Now, I’m not one to pooh-pooh the idea that hateful acts are indicative of a more systemic problem. But, in my experience, people without answers schedule meetings because they have no real course of action. Most meetings are just a good way for a gaggle of nitwits to get together and schedule another meeting.
Don’t get me wrong. I love meetings. I schedule no fewer than 18 meetings with myself each day just to feel important. My Chia Pet, Roger, is allowed to sit in on three of these meetings—four if he fetches my slippers and doesn’t wet the carpet. And I’m president of four committees, treasurer of three. We discuss very important world issues. Whether we actually accomplish anything, well, that’s a whole other discussion now, isn’t it? One that could possibly take place at Frog & Peach on Tuesday at 11 a.m.?
Damn. I forgot about that whole rapture thing. I guess the meeting will have to take place in the afterlife. So, heaven’s gate, Tuesday at 11 a.m.? I’ll be the one with the vintage erotica strapped to my chest.
The final sign that the rapture is approaching—besides the alignment of the Lucky Charms in my cereal bowl this morning—was the showdown between San Luis Obispo County Supervisor Adam Hill and COLAB’s (that stands for either the Coalition of Labor, Agriculture, and Business or Calling On Local Anonymous Board members, but I forget) director of governmental affairs, Mike Brown.
It’s a complicated issue, folks.

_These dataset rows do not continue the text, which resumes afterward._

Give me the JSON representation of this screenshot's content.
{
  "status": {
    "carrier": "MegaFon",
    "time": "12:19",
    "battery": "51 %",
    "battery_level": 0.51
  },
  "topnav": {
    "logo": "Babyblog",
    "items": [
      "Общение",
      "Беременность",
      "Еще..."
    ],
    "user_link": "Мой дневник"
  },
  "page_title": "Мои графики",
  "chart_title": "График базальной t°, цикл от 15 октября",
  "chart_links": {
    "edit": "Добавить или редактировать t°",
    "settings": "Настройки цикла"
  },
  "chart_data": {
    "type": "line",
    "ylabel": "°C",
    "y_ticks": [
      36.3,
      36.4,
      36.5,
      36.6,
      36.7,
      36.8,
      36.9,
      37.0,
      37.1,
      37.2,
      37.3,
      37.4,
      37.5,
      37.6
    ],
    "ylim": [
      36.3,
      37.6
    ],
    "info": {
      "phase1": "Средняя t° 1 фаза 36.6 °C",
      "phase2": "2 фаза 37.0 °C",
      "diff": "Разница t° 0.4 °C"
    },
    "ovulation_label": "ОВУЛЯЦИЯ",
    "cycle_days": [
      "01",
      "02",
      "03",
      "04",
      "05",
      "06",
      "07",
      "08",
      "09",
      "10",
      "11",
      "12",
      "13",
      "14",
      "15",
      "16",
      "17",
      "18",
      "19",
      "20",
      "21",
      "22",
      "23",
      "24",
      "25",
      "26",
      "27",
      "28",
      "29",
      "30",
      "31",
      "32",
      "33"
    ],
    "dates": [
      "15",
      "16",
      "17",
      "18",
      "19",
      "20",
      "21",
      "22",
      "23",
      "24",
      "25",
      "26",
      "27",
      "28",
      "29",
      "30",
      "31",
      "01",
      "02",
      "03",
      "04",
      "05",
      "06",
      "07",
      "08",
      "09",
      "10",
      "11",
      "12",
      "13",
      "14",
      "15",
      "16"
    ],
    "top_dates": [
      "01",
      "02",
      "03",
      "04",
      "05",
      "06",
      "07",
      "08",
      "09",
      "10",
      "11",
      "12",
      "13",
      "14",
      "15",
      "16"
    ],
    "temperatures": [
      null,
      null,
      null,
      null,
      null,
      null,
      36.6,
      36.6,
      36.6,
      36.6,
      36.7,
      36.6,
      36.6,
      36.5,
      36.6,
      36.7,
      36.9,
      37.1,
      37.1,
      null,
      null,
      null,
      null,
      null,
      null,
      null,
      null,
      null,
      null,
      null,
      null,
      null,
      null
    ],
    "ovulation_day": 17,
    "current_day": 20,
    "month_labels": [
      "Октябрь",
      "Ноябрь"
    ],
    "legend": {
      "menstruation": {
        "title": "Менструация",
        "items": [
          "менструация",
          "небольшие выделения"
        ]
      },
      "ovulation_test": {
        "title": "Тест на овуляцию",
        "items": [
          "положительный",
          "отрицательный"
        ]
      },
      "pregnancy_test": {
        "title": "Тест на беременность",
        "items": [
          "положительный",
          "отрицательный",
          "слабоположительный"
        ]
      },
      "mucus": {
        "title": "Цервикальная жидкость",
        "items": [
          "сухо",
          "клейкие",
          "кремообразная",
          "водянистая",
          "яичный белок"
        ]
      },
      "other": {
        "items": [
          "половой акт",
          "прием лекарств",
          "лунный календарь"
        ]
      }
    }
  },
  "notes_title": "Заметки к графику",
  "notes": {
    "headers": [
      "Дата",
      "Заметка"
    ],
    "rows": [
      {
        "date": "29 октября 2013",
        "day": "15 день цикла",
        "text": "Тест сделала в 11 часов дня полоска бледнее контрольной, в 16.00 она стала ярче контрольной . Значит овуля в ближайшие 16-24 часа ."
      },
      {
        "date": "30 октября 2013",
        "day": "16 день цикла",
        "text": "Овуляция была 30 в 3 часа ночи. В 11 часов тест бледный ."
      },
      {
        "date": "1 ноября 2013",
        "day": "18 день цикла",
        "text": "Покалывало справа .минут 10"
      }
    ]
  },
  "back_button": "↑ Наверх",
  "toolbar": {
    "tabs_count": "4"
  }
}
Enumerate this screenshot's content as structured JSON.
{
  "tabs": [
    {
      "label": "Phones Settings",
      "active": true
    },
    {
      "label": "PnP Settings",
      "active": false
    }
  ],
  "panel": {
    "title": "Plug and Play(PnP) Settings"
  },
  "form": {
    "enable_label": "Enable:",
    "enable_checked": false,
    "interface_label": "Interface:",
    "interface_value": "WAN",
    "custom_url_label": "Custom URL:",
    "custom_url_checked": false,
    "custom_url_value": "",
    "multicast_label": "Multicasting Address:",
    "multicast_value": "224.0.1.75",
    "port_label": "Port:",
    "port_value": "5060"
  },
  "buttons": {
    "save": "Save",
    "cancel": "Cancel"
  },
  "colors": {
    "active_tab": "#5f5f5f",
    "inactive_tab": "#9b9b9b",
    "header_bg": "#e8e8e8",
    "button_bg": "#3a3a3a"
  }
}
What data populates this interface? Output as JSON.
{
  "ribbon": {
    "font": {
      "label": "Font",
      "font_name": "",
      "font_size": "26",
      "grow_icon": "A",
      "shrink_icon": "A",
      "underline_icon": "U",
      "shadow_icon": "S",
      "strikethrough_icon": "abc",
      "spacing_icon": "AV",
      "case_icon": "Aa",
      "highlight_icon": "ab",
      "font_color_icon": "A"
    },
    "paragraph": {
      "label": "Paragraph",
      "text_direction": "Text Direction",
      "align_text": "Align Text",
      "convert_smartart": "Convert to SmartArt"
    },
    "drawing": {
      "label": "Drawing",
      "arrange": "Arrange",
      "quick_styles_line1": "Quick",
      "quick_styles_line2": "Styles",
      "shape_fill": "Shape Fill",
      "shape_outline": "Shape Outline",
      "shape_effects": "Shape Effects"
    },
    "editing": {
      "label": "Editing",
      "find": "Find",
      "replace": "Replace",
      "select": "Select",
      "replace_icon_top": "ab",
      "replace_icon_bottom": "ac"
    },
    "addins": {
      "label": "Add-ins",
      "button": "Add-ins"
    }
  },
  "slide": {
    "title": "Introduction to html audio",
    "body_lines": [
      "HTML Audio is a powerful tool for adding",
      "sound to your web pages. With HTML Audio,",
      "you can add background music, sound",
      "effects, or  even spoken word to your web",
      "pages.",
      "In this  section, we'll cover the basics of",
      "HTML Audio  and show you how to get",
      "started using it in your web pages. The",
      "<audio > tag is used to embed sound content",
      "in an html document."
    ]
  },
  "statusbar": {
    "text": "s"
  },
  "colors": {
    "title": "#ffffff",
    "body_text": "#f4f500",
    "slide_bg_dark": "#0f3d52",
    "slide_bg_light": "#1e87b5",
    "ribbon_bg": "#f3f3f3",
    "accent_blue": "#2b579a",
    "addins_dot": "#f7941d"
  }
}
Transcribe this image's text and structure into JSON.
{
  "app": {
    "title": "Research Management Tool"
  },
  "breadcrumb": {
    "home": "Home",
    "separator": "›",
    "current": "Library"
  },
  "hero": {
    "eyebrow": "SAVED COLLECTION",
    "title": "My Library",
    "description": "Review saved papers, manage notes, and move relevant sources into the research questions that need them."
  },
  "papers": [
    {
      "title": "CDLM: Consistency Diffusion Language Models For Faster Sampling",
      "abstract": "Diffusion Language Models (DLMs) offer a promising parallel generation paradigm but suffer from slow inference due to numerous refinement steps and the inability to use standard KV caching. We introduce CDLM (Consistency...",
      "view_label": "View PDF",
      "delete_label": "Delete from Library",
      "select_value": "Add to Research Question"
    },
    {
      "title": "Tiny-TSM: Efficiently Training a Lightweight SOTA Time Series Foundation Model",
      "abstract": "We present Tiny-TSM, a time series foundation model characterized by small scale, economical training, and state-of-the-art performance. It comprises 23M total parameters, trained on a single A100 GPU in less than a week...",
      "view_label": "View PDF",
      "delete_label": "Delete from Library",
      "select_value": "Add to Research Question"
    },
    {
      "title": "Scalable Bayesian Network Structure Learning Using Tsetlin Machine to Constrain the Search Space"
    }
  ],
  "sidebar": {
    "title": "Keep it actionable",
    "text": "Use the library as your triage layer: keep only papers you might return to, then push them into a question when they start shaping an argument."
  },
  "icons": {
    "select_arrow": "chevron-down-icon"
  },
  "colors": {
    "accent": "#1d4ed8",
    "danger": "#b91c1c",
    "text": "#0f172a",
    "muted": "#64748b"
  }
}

See, COLAB was, ostensibly, created as a business advocate and government watchdog. And what do government watchdogs love more than transparency? That’s right, anonymity.
So Brown, nobly advocating the principles of honesty and forthrightness, was forcibly giving Hill the shakedown for refusing to disclose important … wait a minute. My fact-checking monkey tells me I have that backwards.
Apparently, Hill was trying to shake down Brown, who was speaking on behalf of COLAB’s board of directors but refused to reveal who sits on the group’s board. When Hill thrust with his sword of transparency, Brown parried with his boffer of … squeamishness. Is it getting hot in here, or is it just me?
I’m with you, Brown. Transparency is for suckers. Hell, I’ve been writing this column anonymously for decades, and I’d say I’m almost certainly adequate in the role. And if you can find a way to demand truth from the government while your board of directors quakes beneath a trench coat like a half-dozen little rascals stacked on each other’s shoulders, more power to you. What say we throw some tighty whities over our heads and engage in some late-night rapture looting on Sunday?
The Shredder is enraptured with the rapture. If you want a post-apocalyptic nightcap, hit me up at email@example.com.